As with my lemon blueberry scones, the dough here is just barely sweetened, with most of the sugar coming from the chocolate itself. So instead of a sweet milk chocolate, choose something bitter and dark for a bold take on chocolate scones.
Chocolate Digestive Biscuits
Thanks to whole wheat flour, digestive biscuits have an amazing, graham cracker-like flavor and crunch. Paired with a shiny coat of dark chocolate, these crisp but tender digestives are immensely satisfying with a cup of tea (and when sugar is of no concern, they're the perfect size to sandwich around a toasted marshmallow for s'mores).
Mexican Wedding Cookies
They may be showered in powdered sugar, but that's only because Mexican wedding cookies (aka Russian tea cakes, aka Snowballs, aka Danish wedding cookies) start with an almost savory dough. And, of the sugar that's sprinkled on top, a good deal is lost along the way, scattered across your baking sheet and (real talk) down the front of your shirt.
Homemade Wheat Thins

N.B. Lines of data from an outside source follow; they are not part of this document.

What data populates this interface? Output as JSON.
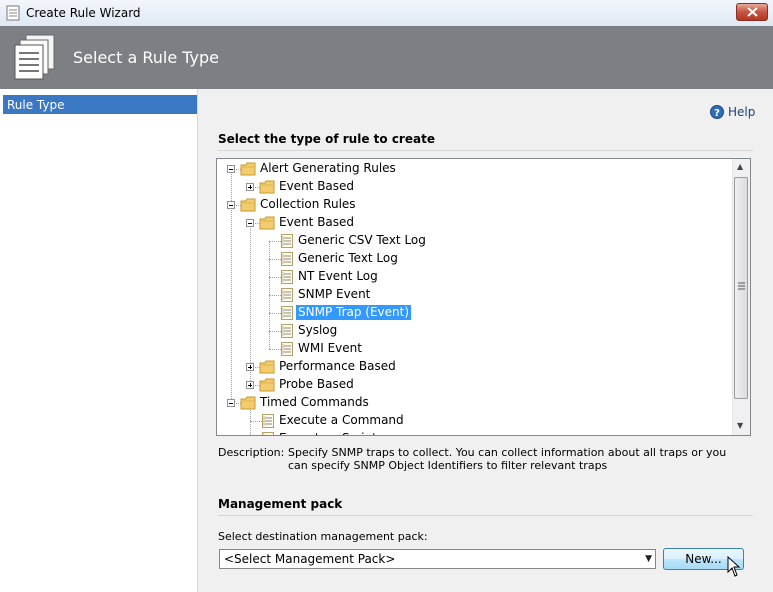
{
  "window": {
    "title": "Create Rule Wizard",
    "close_icon": "close-icon"
  },
  "header": {
    "heading": "Select a Rule Type",
    "icon": "document-stack-icon"
  },
  "nav": {
    "items": [
      {
        "label": "Rule Type",
        "selected": true
      }
    ]
  },
  "help": {
    "label": "Help",
    "icon": "help-icon"
  },
  "section_rule_type": {
    "title": "Select the type of rule to create"
  },
  "tree": {
    "nodes": [
      {
        "label": "Alert Generating Rules",
        "level": 0,
        "kind": "folder",
        "expanded": true
      },
      {
        "label": "Event Based",
        "level": 1,
        "kind": "folder",
        "expanded": false
      },
      {
        "label": "Collection Rules",
        "level": 0,
        "kind": "folder",
        "expanded": true
      },
      {
        "label": "Event Based",
        "level": 1,
        "kind": "folder",
        "expanded": true
      },
      {
        "label": "Generic CSV Text Log",
        "level": 2,
        "kind": "item"
      },
      {
        "label": "Generic Text Log",
        "level": 2,
        "kind": "item"
      },
      {
        "label": "NT Event Log",
        "level": 2,
        "kind": "item"
      },
      {
        "label": "SNMP Event",
        "level": 2,
        "kind": "item"
      },
      {
        "label": "SNMP Trap (Event)",
        "level": 2,
        "kind": "item",
        "selected": true
      },
      {
        "label": "Syslog",
        "level": 2,
        "kind": "item"
      },
      {
        "label": "WMI Event",
        "level": 2,
        "kind": "item"
      },
      {
        "label": "Performance Based",
        "level": 1,
        "kind": "folder",
        "expanded": false
      },
      {
        "label": "Probe Based",
        "level": 1,
        "kind": "folder",
        "expanded": false
      },
      {
        "label": "Timed Commands",
        "level": 0,
        "kind": "folder",
        "expanded": true
      },
      {
        "label": "Execute a Command",
        "level": 1,
        "kind": "item"
      },
      {
        "label": "Execute a Script",
        "level": 1,
        "kind": "item"
      }
    ]
  },
  "description": {
    "label": "Description:",
    "text": "Specify SNMP traps to collect. You can collect information about all traps or you can specify SNMP Object Identifiers to filter relevant traps"
  },
  "management_pack": {
    "title": "Management pack",
    "destination_label": "Select destination management pack:",
    "selected_value": "<Select Management Pack>",
    "new_button": "New..."
  },
  "colors": {
    "banner": "#7c7f84",
    "selection": "#3399ff",
    "nav_selection": "#3a78c4"
  }
}
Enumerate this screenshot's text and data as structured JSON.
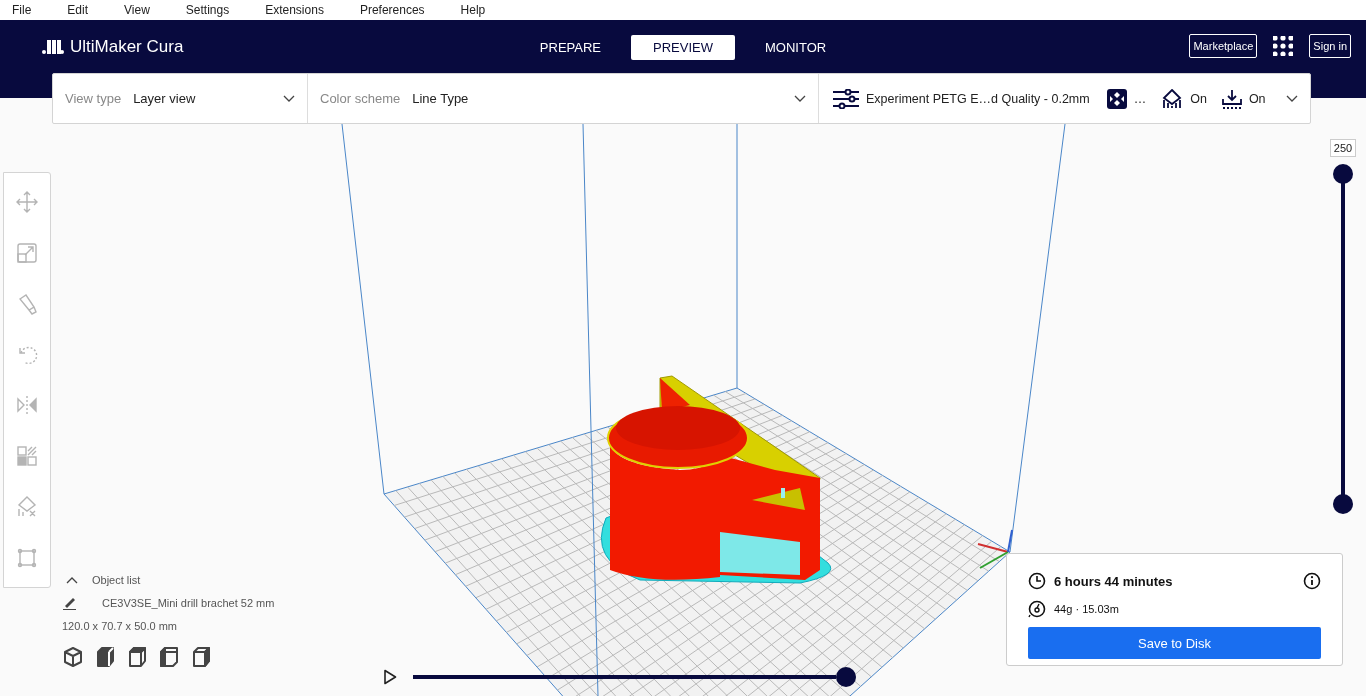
{
  "menu_bar": [
    "File",
    "Edit",
    "View",
    "Settings",
    "Extensions",
    "Preferences",
    "Help"
  ],
  "header": {
    "logo": "UltiMaker Cura",
    "tabs": [
      {
        "label": "PREPARE",
        "selected": false
      },
      {
        "label": "PREVIEW",
        "selected": true
      },
      {
        "label": "MONITOR",
        "selected": false
      }
    ],
    "marketplace": "Marketplace",
    "sign_in": "Sign in"
  },
  "view_toolbar": {
    "view_type": {
      "label": "View type",
      "value": "Layer view"
    },
    "color_scheme": {
      "label": "Color scheme",
      "value": "Line Type"
    },
    "print_setup": {
      "profile": "Experiment PETG E…d Quality - 0.2mm",
      "infill": "…",
      "support": "On",
      "adhesion": "On"
    }
  },
  "tools": [
    {
      "kind": "move",
      "disabled": true
    },
    {
      "kind": "scale",
      "disabled": true
    },
    {
      "kind": "paint",
      "disabled": true
    },
    {
      "kind": "rotate",
      "disabled": true
    },
    {
      "kind": "mirror",
      "disabled": true
    },
    {
      "kind": "per-model",
      "disabled": true
    },
    {
      "kind": "support-blocker",
      "disabled": true
    },
    {
      "kind": "bounds",
      "disabled": true
    }
  ],
  "object_list": {
    "title": "Object list",
    "expanded": true,
    "object_name": "CE3V3SE_Mini drill brachet 52 mm",
    "dimensions": "120.0 x 70.7 x 50.0 mm"
  },
  "layer_slider": {
    "value": "250",
    "handles": [
      {
        "level": 1
      },
      {
        "level": 0
      }
    ]
  },
  "path_slider": {
    "level": 1
  },
  "print_info": {
    "time": "6 hours 44 minutes",
    "material": "44g · 15.03m",
    "button": "Save to Disk"
  }
}
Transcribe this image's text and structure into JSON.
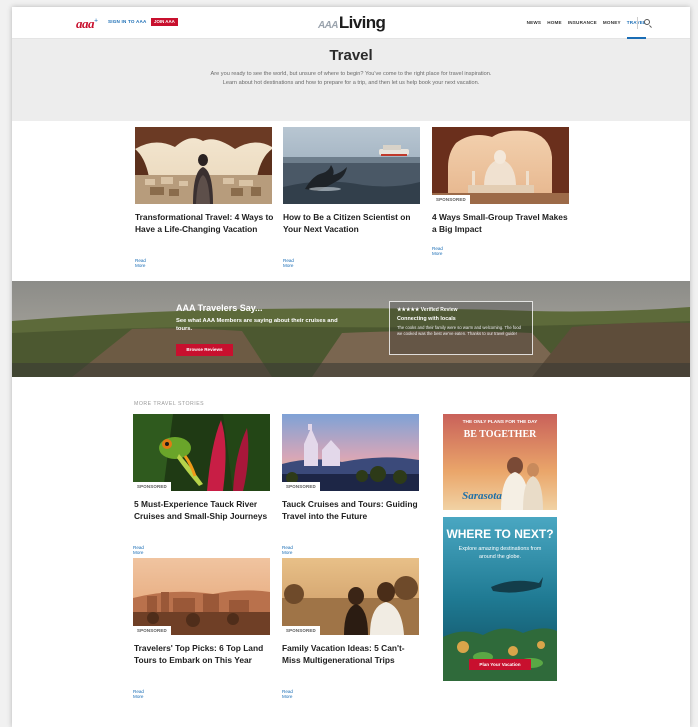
{
  "header": {
    "club_logo": "aaa",
    "club_logo_sup": "+",
    "login_text": "SIGN IN TO AAA",
    "join_label": "JOIN AAA",
    "site_logo_prefix": "AAA",
    "site_logo_main": "Living",
    "nav": [
      "NEWS",
      "HOME",
      "INSURANCE",
      "MONEY",
      "TRAVEL"
    ],
    "active_nav": "TRAVEL"
  },
  "hero": {
    "title": "Travel",
    "description": "Are you ready to see the world, but unsure of where to begin? You've come to the right place for travel inspiration. Learn about hot destinations and how to prepare for a trip, and then let us help book your next vacation."
  },
  "top_cards": [
    {
      "title": "Transformational Travel: 4 Ways to Have a Life-Changing Vacation",
      "read_more": "Read More",
      "tag": ""
    },
    {
      "title": "How to Be a Citizen Scientist on Your Next Vacation",
      "read_more": "Read More",
      "tag": ""
    },
    {
      "title": "4 Ways Small-Group Travel Makes a Big Impact",
      "read_more": "Read More",
      "tag": "SPONSORED"
    }
  ],
  "banner": {
    "title": "AAA Travelers Say...",
    "subtitle": "See what AAA Members are saying about their cruises and tours.",
    "button": "Browse Reviews",
    "review_stars": "★★★★★  Verified Review",
    "review_title": "Connecting with locals",
    "review_body": "The cooks and their family were so warm and welcoming. The food we cooked was the best we've eaten. Thanks to our travel guide!"
  },
  "section_label": "MORE TRAVEL STORIES",
  "more_cards": [
    {
      "title": "5 Must-Experience Tauck River Cruises and Small-Ship Journeys",
      "read_more": "Read More",
      "tag": "SPONSORED"
    },
    {
      "title": "Tauck Cruises and Tours: Guiding Travel into the Future",
      "read_more": "Read More",
      "tag": "SPONSORED"
    },
    {
      "title": "Travelers' Top Picks: 6 Top Land Tours to Embark on This Year",
      "read_more": "Read More",
      "tag": "SPONSORED"
    },
    {
      "title": "Family Vacation Ideas: 5 Can't-Miss Multigenerational Trips",
      "read_more": "Read More",
      "tag": "SPONSORED"
    }
  ],
  "ads": {
    "ad1_line1": "THE ONLY PLANS FOR THE DAY",
    "ad1_line2": "BE TOGETHER",
    "ad1_brand": "Sarasota",
    "ad2_title": "WHERE TO NEXT?",
    "ad2_body": "Explore amazing destinations from around the globe.",
    "ad2_button": "Plan Your Vacation"
  },
  "colors": {
    "accent_red": "#c8102e",
    "link_blue": "#1a6db5"
  }
}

Though lightly glazed in barley malt syrup, homemade Wheat Thins don't require much added sugar, so you can grab a handful of crispy crackers without overdoing it (whatever that means to you). Plus, there's a little more glaze than strictly necessary, so a good deal of the sugar that's present on paper won't ever make it to the crackers themselves. With a sprinkling of coarse salt and the grainy crunch of wheat germ, these savory-sweet crackers are as hearty as they are crisp.
Whole Wheat Crackers
Unlike the epic crunch of homemade Wheat Thins, these whole wheat crackers are thick and tender with a gentle snap (like the ones you buy from Carr's). They're fun and easy to make (the dough comes together super fast in a food processor), and will keep up to a month in an airtight container. Pull them out as a homemade addition to cheese plates, or smear one with peanut butter for a simple snack.
Out of everything on this list, these are my all-time favorite for snacking; they're unambiguously salty, cheesy, and crisp. Like any other cracker, these have a great shelf life, so I like to make a big batch to enjoy over the weeks to come. Plus, when I'm feeling creative, homemade Cheez-Its are easy to customize with additional herbs and spices, or alternative types of cheese.
Ham and Cheese Scones
With a cheesy crust, chunks of salty ham, slivers of scallion, and shredded Gruyère scattered throughout the dough, savory scones make a hearty breakfast, or they can be cut small to serve alongside bowls of creamy tomato soup.
Garlic Cheddar Biscuits
With fresh parsley, a dash of onion powder, garlic, paprika, and cayenne, these cheddar biscuits have a bold flavor that can stand up to even the heartiest bowl of chili or chowder. So grab a spoon, dollop the dough onto a half-sheet pan and start baking!
Irish Soda Bread
It breaks my heart to see Irish soda bread relegated to a bit of St. Patrick's Day kitsch, especially when recipes treat it like some sort of fruity scone. In reality, Irish soda bread is a beautifully crusty loaf that's chewy and satisfying enough to pair with any meal, or even just a charcuterie plate. It has an almost pretzel-like flavor that pairs nicely with any sort of stew or braise.
Crisp and Fluffy Dinner Rolls
Like bagels, my favorite dinner rolls are briefly boiled before baking, producing a crackly crust that's glossy and eggshell thin. Inside, they're fluffy and light—perfect for mopping up sauces and stews. Thanks to a long, overnight rise these rolls can be a make-ahead element for family dinners and holiday gatherings, letting you knock out the work of making and shaping the rolls a day in advance.
Chicken Pot Pie
I've always thought of chicken pot pie as a secret pastry since the best part is the crust, whether you opt for drop biscuits or a flaky pastry lid (I'm partial to hearty whole wheat). But even if the crust is the star, the filling has to do its part, which means the chicken has to be juicy and the sauce has to be thick and full of flavor.